The task: In the listing below, find each line holding "title" and copy it.

═══ Records provided ═══

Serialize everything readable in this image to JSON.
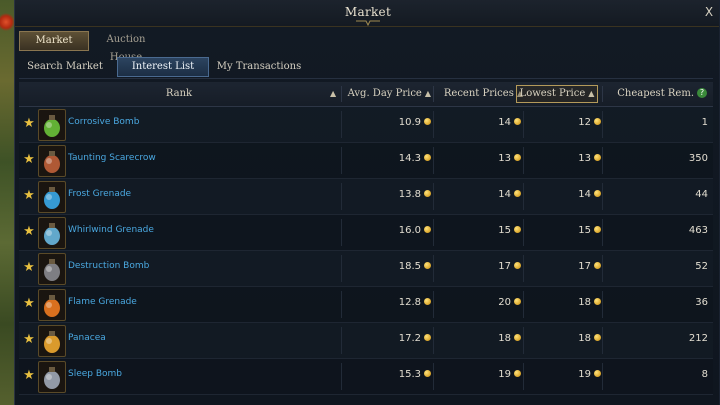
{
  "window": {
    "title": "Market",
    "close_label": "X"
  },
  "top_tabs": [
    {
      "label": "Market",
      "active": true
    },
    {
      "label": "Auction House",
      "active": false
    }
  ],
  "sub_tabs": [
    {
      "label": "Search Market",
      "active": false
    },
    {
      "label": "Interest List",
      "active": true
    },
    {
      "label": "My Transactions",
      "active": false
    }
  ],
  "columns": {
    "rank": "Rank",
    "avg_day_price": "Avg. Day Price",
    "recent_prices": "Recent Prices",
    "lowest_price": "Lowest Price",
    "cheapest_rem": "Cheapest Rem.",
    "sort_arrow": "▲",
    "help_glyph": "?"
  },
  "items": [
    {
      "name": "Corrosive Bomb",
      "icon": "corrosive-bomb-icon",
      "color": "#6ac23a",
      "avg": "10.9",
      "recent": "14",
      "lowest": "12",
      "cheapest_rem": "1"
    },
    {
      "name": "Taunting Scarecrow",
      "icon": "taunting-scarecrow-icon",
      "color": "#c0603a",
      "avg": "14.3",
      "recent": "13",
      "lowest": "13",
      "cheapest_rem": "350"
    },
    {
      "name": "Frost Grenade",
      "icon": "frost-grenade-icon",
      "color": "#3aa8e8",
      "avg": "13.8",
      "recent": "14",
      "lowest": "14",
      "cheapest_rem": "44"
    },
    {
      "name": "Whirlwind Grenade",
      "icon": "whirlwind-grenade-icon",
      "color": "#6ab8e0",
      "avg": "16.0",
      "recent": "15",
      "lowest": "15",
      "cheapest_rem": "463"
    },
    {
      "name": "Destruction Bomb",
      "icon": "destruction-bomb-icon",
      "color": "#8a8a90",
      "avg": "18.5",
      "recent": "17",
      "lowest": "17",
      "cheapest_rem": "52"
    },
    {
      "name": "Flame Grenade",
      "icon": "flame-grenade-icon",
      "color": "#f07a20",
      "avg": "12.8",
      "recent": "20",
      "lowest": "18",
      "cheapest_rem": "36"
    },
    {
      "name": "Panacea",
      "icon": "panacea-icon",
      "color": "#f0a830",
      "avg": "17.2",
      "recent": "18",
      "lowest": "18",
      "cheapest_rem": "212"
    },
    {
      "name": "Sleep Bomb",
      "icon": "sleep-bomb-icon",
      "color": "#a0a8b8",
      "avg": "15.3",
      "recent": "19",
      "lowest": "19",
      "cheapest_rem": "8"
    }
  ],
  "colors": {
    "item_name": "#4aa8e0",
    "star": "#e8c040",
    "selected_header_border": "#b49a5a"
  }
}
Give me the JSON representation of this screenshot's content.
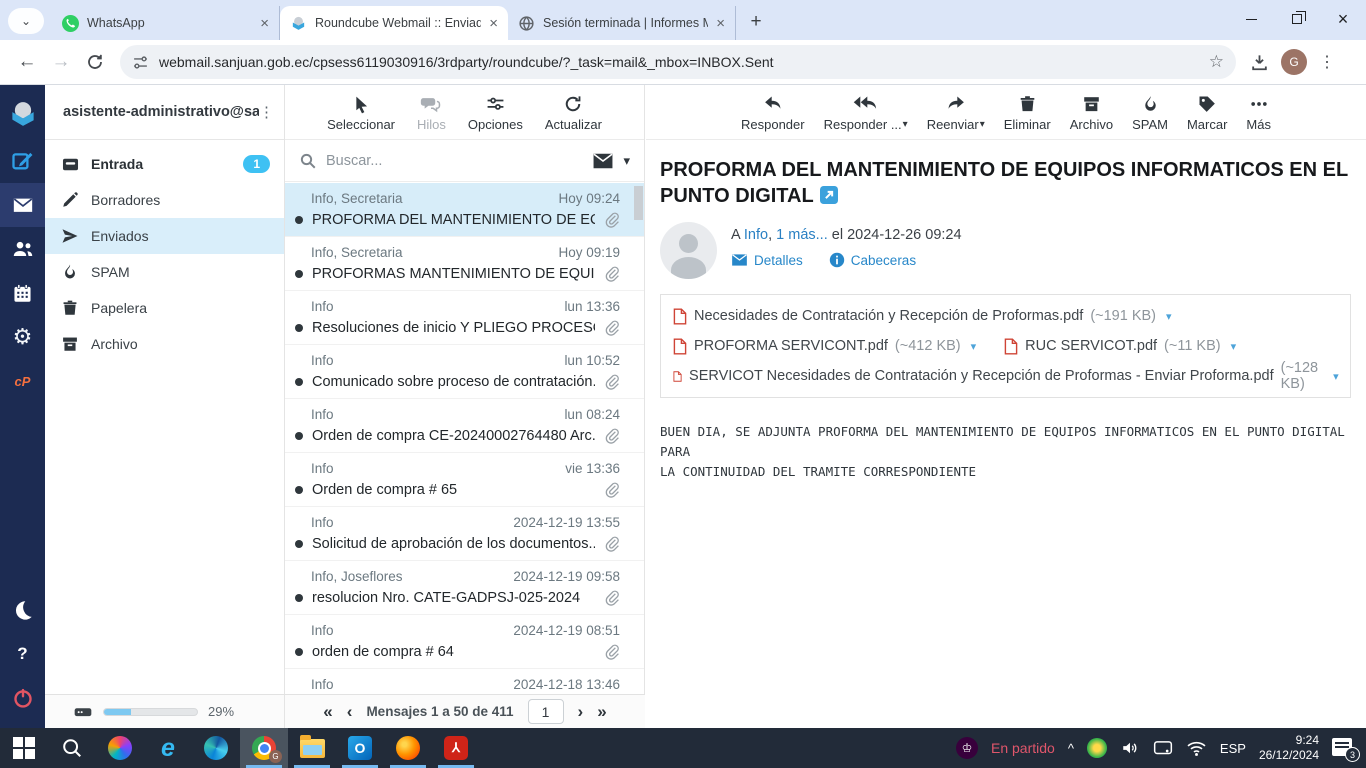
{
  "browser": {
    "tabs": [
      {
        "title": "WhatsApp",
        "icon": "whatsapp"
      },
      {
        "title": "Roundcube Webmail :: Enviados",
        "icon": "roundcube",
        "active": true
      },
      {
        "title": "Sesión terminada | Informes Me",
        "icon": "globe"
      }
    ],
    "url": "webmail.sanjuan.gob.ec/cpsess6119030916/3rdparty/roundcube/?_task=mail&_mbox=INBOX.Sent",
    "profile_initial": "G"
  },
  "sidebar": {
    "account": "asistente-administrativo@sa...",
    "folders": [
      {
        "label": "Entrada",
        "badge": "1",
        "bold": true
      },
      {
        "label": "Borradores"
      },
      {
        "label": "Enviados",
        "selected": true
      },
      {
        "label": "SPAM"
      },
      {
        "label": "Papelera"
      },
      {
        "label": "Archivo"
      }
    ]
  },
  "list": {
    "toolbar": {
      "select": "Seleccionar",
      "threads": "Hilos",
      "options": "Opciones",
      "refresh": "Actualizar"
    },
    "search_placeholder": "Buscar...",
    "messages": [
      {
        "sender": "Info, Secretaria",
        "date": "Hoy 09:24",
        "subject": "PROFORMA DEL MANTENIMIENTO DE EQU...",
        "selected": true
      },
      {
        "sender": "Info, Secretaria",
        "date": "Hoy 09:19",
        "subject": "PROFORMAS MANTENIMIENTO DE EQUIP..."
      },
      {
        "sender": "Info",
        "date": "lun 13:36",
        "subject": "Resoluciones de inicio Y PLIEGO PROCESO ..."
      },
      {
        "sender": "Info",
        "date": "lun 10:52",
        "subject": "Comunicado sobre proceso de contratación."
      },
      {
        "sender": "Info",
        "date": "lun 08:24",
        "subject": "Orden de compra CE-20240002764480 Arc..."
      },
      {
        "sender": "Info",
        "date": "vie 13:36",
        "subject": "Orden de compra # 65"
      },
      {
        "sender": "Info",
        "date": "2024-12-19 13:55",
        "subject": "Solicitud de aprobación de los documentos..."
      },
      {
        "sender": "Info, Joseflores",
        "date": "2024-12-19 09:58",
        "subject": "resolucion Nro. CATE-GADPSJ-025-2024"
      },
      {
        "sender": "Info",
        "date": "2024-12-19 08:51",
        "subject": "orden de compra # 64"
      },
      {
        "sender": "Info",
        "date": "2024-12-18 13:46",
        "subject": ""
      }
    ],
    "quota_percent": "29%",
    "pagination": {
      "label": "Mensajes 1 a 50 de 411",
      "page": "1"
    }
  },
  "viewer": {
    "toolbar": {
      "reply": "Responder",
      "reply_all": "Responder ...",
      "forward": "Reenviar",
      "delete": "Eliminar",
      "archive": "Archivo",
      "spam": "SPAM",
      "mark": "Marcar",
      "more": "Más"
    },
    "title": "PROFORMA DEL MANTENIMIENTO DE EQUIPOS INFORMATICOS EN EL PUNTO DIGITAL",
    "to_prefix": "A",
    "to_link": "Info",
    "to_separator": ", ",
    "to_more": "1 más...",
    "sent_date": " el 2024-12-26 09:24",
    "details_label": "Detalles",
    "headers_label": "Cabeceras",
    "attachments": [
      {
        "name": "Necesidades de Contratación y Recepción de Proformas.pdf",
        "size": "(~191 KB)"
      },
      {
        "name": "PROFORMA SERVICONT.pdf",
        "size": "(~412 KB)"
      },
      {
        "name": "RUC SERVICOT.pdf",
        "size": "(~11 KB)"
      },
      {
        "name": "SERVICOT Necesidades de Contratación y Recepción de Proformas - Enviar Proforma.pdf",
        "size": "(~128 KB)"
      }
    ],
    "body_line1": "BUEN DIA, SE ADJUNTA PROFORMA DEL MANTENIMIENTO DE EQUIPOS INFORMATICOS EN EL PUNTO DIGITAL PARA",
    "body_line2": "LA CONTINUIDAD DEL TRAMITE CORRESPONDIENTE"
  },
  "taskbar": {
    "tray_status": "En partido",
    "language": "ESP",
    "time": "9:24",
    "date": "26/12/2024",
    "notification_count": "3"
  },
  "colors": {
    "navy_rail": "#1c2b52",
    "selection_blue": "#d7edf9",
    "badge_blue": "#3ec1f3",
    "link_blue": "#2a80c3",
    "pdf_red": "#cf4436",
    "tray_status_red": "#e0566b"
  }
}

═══

Solution to this exercise:
    "title": "Market",
        "title": "WhatsApp",
        "title": "Roundcube Webmail :: Enviados",
        "title": "Sesión terminada | Informes Me",
    "title": "PROFORMA DEL MANTENIMIENTO DE EQUIPOS INFORMATICOS EN EL PUNTO DIGITAL",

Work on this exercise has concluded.